One of the secrets to health is to stay in motion. Motion strengthens your muscles to better support your body. It also provides movement to your joints and strengthens your bones. In addition, motion provides a release of hormones that makes you feel good, so it positively affects your mental health.

When your spine is subluxated, the joints of your spine aren’t moving appropriately, which causes pressure on the nerves. The nerves communicate with your muscles and organs when they’re functioning properly. When the nerves are not able to function properly it affects your muscles and organs.

I encourage my patients to stay active and to have their spines adjusted on a regular basis. I find it easier to stay active by participating in several activities. I’m a member at Curves, a woman’s fitness center, where I work out several times a week. I meet with a personal trainer throughout the week to work on cardiovascular fitness along with weight lifting and cross training. I also enjoy doing “dirt therapy,” which is how I refer to planting and tending to the flowers and vegetable gardens at my home.

In addition, my husband and I ride a tandem bicycle and I’m the “stoker,” the term for the person in back. We’ve had many great experiences including bicycle trips to the Canadian Rockies and the Black Hills of South Dakota. We’ve done portions of RAGBRAI for numerous years. One of my fitness goals this year is to complete a “century” ride, which is 100 miles in one day.

I’m also a horseback rider. My horse, Paddy, and I spend a lot of time together practicing to compete in local shows. This year I hope to be competitive in the horsemanship classes. This is where you ride a pattern and the horse and rider are judged on their performance.

I know for our friends and family affected with musculosketal diseases such as Multiple Sclerosis (MS), that staying in motion is a challenge. This is particularly true during periods of exacerbation or “flare ups.” Here are some suggestions for these individuals to stay in motion:

Marching: While seated in a chair move your legs up and down in a marching motion. This exercise strengthens your thigh, low back and abdominal muscles.

Arm Circles: Seated in a chair with good posture, extend your arms above your head and/or in front of you and keep your elbows slightly bent about six inches apart. Visualizing the face of a clock out in front of you, begin by holding your arms up overhead at 12 o’clock. Circle around to go all the way around the clock in a controlled, fluid motion. Reverse directions and circle the opposite way. Do eight repetitions, rest, and do another set of eight repetitions.

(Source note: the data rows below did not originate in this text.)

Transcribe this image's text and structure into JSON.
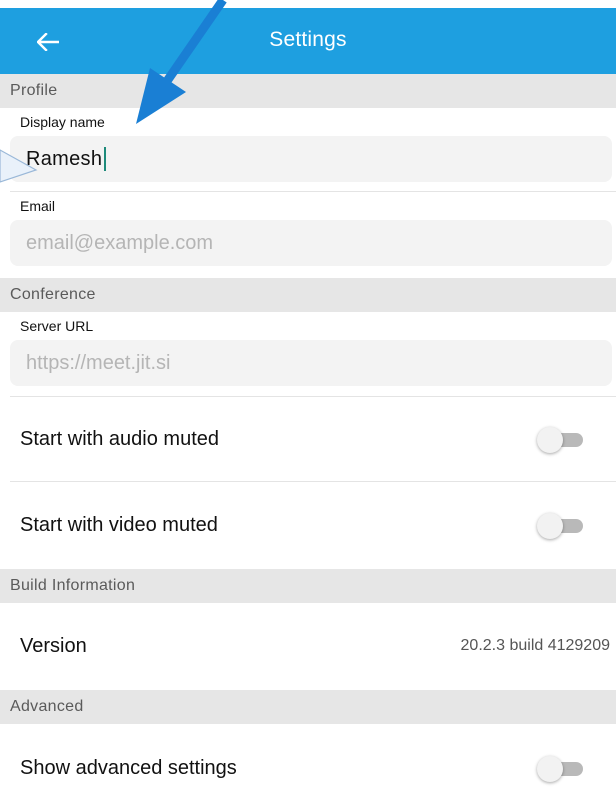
{
  "header": {
    "title": "Settings",
    "back_icon": "arrow-left-icon",
    "color": "#1e9fe0"
  },
  "profile": {
    "section_title": "Profile",
    "display_name_label": "Display name",
    "display_name_value": "Ramesh",
    "email_label": "Email",
    "email_placeholder": "email@example.com"
  },
  "conference": {
    "section_title": "Conference",
    "server_url_label": "Server URL",
    "server_url_placeholder": "https://meet.jit.si",
    "audio_muted_label": "Start with audio muted",
    "audio_muted_on": false,
    "video_muted_label": "Start with video muted",
    "video_muted_on": false
  },
  "build": {
    "section_title": "Build Information",
    "version_label": "Version",
    "version_value": "20.2.3 build 4129209"
  },
  "advanced": {
    "section_title": "Advanced",
    "show_advanced_label": "Show advanced settings",
    "show_advanced_on": false
  },
  "annotation": {
    "arrow_color": "#1a7fd4",
    "callout_color": "#9ab8d8"
  }
}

Tummy twist: Sit in a chair with good posture, with both hands close to the body, elbows bent and pulled in close to the ribcage. Slowly rotate your torso to the right as far as you comfortably can, being sure to keep the rest of your body still and stable. Rotate back to the center and repeat in the opposite direction. Do this eight times, with two twists counting as a full set. Rest and do another eight sets.

Shin Strengtheners: Sitting on the edge of a chair, extend your legs out in front of you, keeping your knees slightly bent and placing your heels on the floor, toes pointed upward. Point the toes downward, then flex them upward. Do 10 to 15 sets of point and flex. Rest. Do another set of 10 to 15 repetitions.

Neck Stretch: Seated in a chair with good posture, slowly tilt your head toward your right shoulder. Hold the head in this position, and extend your left arm out to the side and slightly downward so that your hand is at waist level. Release and repeat on the left side. Do two times for each side.

For better health, set your goal to stay in motion and try to vary the types of exercises and activities you do.


By Susan Larkin-Thier, D.C., Faculty Clinician, Palmer Chiropractic Clinics